Dec 6, 2016
Posted by Montie Adkins in categories: biotech/medical, genetics, health, life extension
- By observing the transparent cells of roundworms, researchers have uncovered a link between lifespan and the natural cellular process of RNA splicing.
- This research could lead to new breakthroughs in anti-aging treatments that would allow humans to indefinitely keep ourselves healthy, stalling death for as long as possible.
Though aging seems like one of the most natural things, an affair common to all living creatures, the process is actually poorly understood by scientists. A new study detailed in Nature aims to shed light on the phenomenon as a research team led by the Harvard T.H. Chan School of Public Health has uncovered a relationship between lifespan and RNA splicing, a core function of cells that allows a single gene to produce a variety of proteins.

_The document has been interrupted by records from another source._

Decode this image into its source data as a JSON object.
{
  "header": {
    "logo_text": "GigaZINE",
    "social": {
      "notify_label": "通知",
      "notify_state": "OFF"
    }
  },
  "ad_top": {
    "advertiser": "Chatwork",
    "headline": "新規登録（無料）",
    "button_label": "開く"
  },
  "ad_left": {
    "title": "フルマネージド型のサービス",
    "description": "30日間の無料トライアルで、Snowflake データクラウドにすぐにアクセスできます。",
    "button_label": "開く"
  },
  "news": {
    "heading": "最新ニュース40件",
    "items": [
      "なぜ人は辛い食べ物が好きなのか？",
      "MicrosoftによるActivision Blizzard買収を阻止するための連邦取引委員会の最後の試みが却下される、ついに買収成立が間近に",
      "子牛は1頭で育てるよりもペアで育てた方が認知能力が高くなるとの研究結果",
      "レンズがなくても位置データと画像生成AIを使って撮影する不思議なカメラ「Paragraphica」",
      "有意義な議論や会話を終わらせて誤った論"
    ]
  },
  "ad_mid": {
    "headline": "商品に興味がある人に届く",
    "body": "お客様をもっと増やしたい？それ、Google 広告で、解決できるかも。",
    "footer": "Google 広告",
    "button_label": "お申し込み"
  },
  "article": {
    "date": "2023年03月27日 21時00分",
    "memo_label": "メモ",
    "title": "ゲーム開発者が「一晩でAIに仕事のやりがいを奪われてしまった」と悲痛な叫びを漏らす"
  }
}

The researchers already knew that mutations in RNA splicing could lead to disease, but they wanted to find out if the act of splicing itself had an impact on the aging process. To find out, they designed experimental setups using the roundworm Caenorhabditis elegans, which show visible signs of aging during their short three-week lifespan.